Could you set down every record exactly as it appears?
-- Provided entries follows --
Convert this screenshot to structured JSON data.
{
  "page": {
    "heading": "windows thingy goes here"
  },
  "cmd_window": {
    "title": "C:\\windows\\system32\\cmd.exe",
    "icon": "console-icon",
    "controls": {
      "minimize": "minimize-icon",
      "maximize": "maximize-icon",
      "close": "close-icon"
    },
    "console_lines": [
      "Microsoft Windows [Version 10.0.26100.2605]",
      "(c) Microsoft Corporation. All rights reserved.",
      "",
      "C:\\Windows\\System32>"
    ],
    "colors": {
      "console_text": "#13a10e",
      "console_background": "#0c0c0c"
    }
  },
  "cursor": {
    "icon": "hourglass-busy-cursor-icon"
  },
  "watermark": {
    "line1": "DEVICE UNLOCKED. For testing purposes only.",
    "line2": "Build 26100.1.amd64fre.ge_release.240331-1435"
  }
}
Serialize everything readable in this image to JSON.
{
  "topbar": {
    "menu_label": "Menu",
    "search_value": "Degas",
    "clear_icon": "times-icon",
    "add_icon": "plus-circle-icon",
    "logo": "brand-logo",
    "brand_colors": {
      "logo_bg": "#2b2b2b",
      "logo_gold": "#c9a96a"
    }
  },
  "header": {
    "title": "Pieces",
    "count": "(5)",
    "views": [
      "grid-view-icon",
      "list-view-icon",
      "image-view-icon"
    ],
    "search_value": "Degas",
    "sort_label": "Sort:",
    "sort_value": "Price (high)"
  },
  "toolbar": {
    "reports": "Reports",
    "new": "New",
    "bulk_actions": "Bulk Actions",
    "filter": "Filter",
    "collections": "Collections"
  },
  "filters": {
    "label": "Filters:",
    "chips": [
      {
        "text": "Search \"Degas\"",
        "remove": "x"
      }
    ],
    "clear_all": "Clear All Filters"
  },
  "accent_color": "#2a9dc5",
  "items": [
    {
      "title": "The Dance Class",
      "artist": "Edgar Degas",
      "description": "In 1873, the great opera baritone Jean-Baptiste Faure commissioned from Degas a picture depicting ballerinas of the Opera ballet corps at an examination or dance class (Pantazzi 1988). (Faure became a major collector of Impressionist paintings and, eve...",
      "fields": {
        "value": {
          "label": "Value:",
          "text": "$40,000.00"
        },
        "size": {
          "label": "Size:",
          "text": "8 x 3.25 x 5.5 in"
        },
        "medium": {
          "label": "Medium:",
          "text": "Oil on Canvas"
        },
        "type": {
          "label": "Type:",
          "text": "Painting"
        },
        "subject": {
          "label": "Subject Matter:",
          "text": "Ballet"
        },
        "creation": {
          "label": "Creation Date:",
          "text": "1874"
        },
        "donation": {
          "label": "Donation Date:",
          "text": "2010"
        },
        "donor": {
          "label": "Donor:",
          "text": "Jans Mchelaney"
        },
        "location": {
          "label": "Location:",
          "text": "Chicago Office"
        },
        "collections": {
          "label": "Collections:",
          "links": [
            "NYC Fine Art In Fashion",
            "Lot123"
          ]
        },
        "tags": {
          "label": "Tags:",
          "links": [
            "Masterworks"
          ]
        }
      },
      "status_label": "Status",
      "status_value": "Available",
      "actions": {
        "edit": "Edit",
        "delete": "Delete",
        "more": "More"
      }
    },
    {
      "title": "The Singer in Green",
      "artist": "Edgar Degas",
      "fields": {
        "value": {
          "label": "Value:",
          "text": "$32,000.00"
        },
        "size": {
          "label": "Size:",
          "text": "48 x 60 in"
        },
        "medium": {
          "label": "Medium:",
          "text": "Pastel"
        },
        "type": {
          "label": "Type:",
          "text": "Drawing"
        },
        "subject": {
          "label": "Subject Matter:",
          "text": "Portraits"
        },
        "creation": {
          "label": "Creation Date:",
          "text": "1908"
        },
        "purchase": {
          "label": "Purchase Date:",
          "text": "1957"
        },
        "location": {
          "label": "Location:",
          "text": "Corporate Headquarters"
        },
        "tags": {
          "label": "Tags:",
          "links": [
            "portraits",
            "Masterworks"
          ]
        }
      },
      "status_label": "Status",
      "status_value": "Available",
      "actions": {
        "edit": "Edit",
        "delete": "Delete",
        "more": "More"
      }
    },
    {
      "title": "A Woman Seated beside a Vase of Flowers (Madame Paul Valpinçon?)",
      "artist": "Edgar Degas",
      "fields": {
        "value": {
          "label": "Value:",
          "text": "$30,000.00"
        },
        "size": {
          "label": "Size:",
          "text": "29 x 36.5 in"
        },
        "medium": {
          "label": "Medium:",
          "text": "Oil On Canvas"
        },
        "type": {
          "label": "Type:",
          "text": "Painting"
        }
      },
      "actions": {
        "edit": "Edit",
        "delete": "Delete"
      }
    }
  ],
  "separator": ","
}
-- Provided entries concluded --
=== Exercise result ===
Convert this screenshot to structured JSON data.
{
  "page": {
    "heading": "windows thingy goes here"
  },
  "cmd_window": {
    "title": "C:\\windows\\system32\\cmd.exe",
    "icon": "console-icon",
    "controls": {
      "minimize": "minimize-icon",
      "maximize": "maximize-icon",
      "close": "close-icon"
    },
    "console_lines": [
      "Microsoft Windows [Version 10.0.26100.2605]",
      "(c) Microsoft Corporation. All rights reserved.",
      "",
      "C:\\Windows\\System32>"
    ],
    "colors": {
      "console_text": "#13a10e",
      "console_background": "#0c0c0c"
    }
  },
  "cursor": {
    "icon": "hourglass-busy-cursor-icon"
  },
  "watermark": {
    "line1": "DEVICE UNLOCKED. For testing purposes only.",
    "line2": "Build 26100.1.amd64fre.ge_release.240331-1435"
  }
}
Serialize everything readable in this image to JSON.
{
  "topbar": {
    "menu_label": "Menu",
    "search_value": "Degas",
    "clear_icon": "times-icon",
    "add_icon": "plus-circle-icon",
    "logo": "brand-logo",
    "brand_colors": {
      "logo_bg": "#2b2b2b",
      "logo_gold": "#c9a96a"
    }
  },
  "header": {
    "title": "Pieces",
    "count": "(5)",
    "views": [
      "grid-view-icon",
      "list-view-icon",
      "image-view-icon"
    ],
    "search_value": "Degas",
    "sort_label": "Sort:",
    "sort_value": "Price (high)"
  },
  "toolbar": {
    "reports": "Reports",
    "new": "New",
    "bulk_actions": "Bulk Actions",
    "filter": "Filter",
    "collections": "Collections"
  },
  "filters": {
    "label": "Filters:",
    "chips": [
      {
        "text": "Search \"Degas\"",
        "remove": "x"
      }
    ],
    "clear_all": "Clear All Filters"
  },
  "accent_color": "#2a9dc5",
  "items": [
    {
      "title": "The Dance Class",
      "artist": "Edgar Degas",
      "description": "In 1873, the great opera baritone Jean-Baptiste Faure commissioned from Degas a picture depicting ballerinas of the Opera ballet corps at an examination or dance class (Pantazzi 1988). (Faure became a major collector of Impressionist paintings and, eve...",
      "fields": {
        "value": {
          "label": "Value:",
          "text": "$40,000.00"
        },
        "size": {
          "label": "Size:",
          "text": "8 x 3.25 x 5.5 in"
        },
        "medium": {
          "label": "Medium:",
          "text": "Oil on Canvas"
        },
        "type": {
          "label": "Type:",
          "text": "Painting"
        },
        "subject": {
          "label": "Subject Matter:",
          "text": "Ballet"
        },
        "creation": {
          "label": "Creation Date:",
          "text": "1874"
        },
        "donation": {
          "label": "Donation Date:",
          "text": "2010"
        },
        "donor": {
          "label": "Donor:",
          "text": "Jans Mchelaney"
        },
        "location": {
          "label": "Location:",
          "text": "Chicago Office"
        },
        "collections": {
          "label": "Collections:",
          "links": [
            "NYC Fine Art In Fashion",
            "Lot123"
          ]
        },
        "tags": {
          "label": "Tags:",
          "links": [
            "Masterworks"
          ]
        }
      },
      "status_label": "Status",
      "status_value": "Available",
      "actions": {
        "edit": "Edit",
        "delete": "Delete",
        "more": "More"
      }
    },
    {
      "title": "The Singer in Green",
      "artist": "Edgar Degas",
      "fields": {
        "value": {
          "label": "Value:",
          "text": "$32,000.00"
        },
        "size": {
          "label": "Size:",
          "text": "48 x 60 in"
        },
        "medium": {
          "label": "Medium:",
          "text": "Pastel"
        },
        "type": {
          "label": "Type:",
          "text": "Drawing"
        },
        "subject": {
          "label": "Subject Matter:",
          "text": "Portraits"
        },
        "creation": {
          "label": "Creation Date:",
          "text": "1908"
        },
        "purchase": {
          "label": "Purchase Date:",
          "text": "1957"
        },
        "location": {
          "label": "Location:",
          "text": "Corporate Headquarters"
        },
        "tags": {
          "label": "Tags:",
          "links": [
            "portraits",
            "Masterworks"
          ]
        }
      },
      "status_label": "Status",
      "status_value": "Available",
      "actions": {
        "edit": "Edit",
        "delete": "Delete",
        "more": "More"
      }
    },
    {
      "title": "A Woman Seated beside a Vase of Flowers (Madame Paul Valpinçon?)",
      "artist": "Edgar Degas",
      "fields": {
        "value": {
          "label": "Value:",
          "text": "$30,000.00"
        },
        "size": {
          "label": "Size:",
          "text": "29 x 36.5 in"
        },
        "medium": {
          "label": "Medium:",
          "text": "Oil On Canvas"
        },
        "type": {
          "label": "Type:",
          "text": "Painting"
        }
      },
      "actions": {
        "edit": "Edit",
        "delete": "Delete"
      }
    }
  ],
  "separator": ","
}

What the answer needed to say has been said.